I don’t deny the very real progress three of these countries have made over the past several decades, or the progress they will continue to make, but conditions have changed—which will affect how we see the future. The best example is China, so let’s start there.
China: Economic revenge
The problem with China is not the growth but the assumption that the growth would continue for reasons that transcended economics: superior cultural values, a more efficient and effective government, lower capital costs from a superior financial system, and so forth, all of which were put forth in direct contrast to what was deemed a markedly inferior system in the U.S. Instead, economics is taking its revenge.
One of the advantages of getting older is that you get to recognize certain rhymes in history. I can remember, not that long ago, an Asian country that was dominant in manufacturing and driven by superior cultural values, a wise and efficient government, and a long-term planning perspective that allowed it to invest, manufacture, and eventually acquire U.S. assets, including Pebble Beach and Rockefeller Center. I’m talking, of course, about Japan in the late 1980s. We know what happened after that.
What is interesting is why it happened. After decades of fast growth, Japan ultimately overinvested, borrowed too much, relied on selling to other countries, and eventually got old. Financial imbalances built up to an unsustainable level, requiring an adjustment, but for cultural reasons, companies were allowed to continue operating to avoid mass unemployment. Once growth started to slow, the laws of economics started to bite, and reality set back in.

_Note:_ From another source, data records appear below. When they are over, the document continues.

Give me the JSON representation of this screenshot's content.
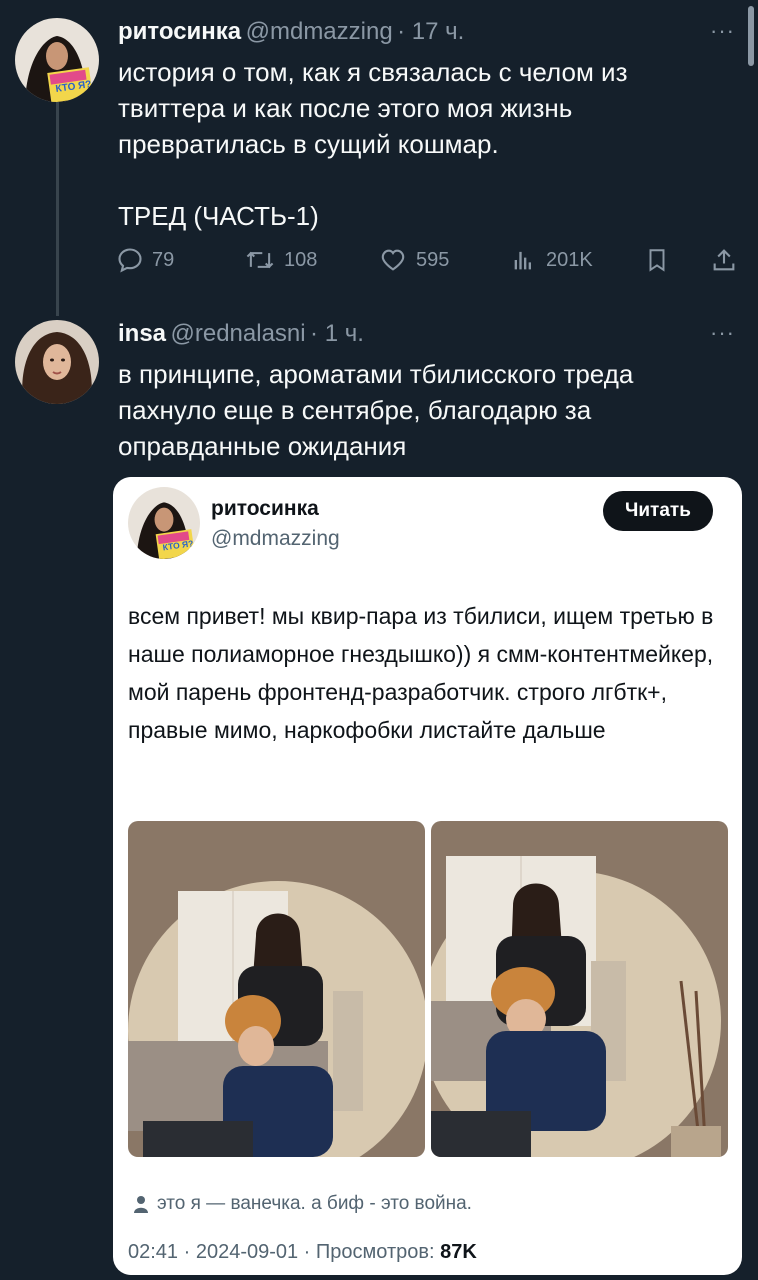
{
  "tweet1": {
    "author": "ритосинка",
    "handle": "@mdmazzing",
    "time": "· 17 ч.",
    "text": "история о том, как я связалась с челом из твиттера и как после этого моя жизнь превратилась в сущий кошмар.\n\nТРЕД (ЧАСТЬ-1)",
    "replies": "79",
    "retweets": "108",
    "likes": "595",
    "views": "201K",
    "avatar_text": "КТО Я?"
  },
  "tweet2": {
    "author": "insa",
    "handle": "@rednalasni",
    "time": "· 1 ч.",
    "text": "в принципе, ароматами тбилисского треда пахнуло еще в сентябре, благодарю за оправданные ожидания"
  },
  "quoted": {
    "author": "ритосинка",
    "handle": "@mdmazzing",
    "follow_label": "Читать",
    "text": "всем привет! мы квир-пара из тбилиси, ищем третью в наше полиаморное гнездышко)) я смм-контентмейкер, мой парень фронтенд-разработчик. строго лгбтк+, правые мимо, наркофобки листайте дальше",
    "caption": "это я — ванечка. а биф - это война.",
    "datetime": "02:41 · 2024-09-01 · ",
    "views_label": "Просмотров: ",
    "views_value": "87K",
    "avatar_text": "КТО Я?"
  },
  "icons": [
    "more-icon",
    "reply-icon",
    "retweet-icon",
    "like-icon",
    "views-icon",
    "bookmark-icon",
    "share-icon",
    "person-icon"
  ],
  "colors": {
    "background": "#15202b",
    "secondary": "#8b98a5",
    "text": "#f7f9f9"
  }
}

This should all sound very familiar in the context of China. Japan has not gone away; it still has many world-class companies that dominate their industries. But neither has it taken over the world. Growth inevitably slows as countries catch up with their more developed counterparts. Japan’s system was based on fast growth—and it couldn’t handle it when it slowed. China is not going away; it will continue to be a major part of the global economy. But it won’t be taking over the world any time soon either.
Russia and Brazil: Little demand for commodities
For the rest of the BRICs, the same applies. Their growth—certainly Russia’s and Brazil’s—was largely dependent on China’s need for commodities, and their growth has declined in tandem. Unless and until some massive new source of commodities demand appears, these countries will not see the same levels of growth. Russia, with its dependence on oil, looks to have no way out, but Brazil, with a substantial internal economy, seems to be better positioned.
India: The exception
Driven at least partially by more effective low-wage competition with China, India looks poised to continue to grow. But it, like the other three countries that comprise the BRICs, certainly won’t be growing the way it did during the last century.
This story, in various forms, covers pretty much all of the globe. When it was first told, the U.S. was dealing with its own problems, many of which have moderated even if they have not gone away, and other countries were in their growth phases. Now, the situation appears to have reversed. The U.S. appears poised to continue to wax as the rest of the world wanes, at least for a while.
This cycle won’t last forever either, of course, but for the moment, the U.S. is the place to be. I intend to continue focusing on it for just that reason.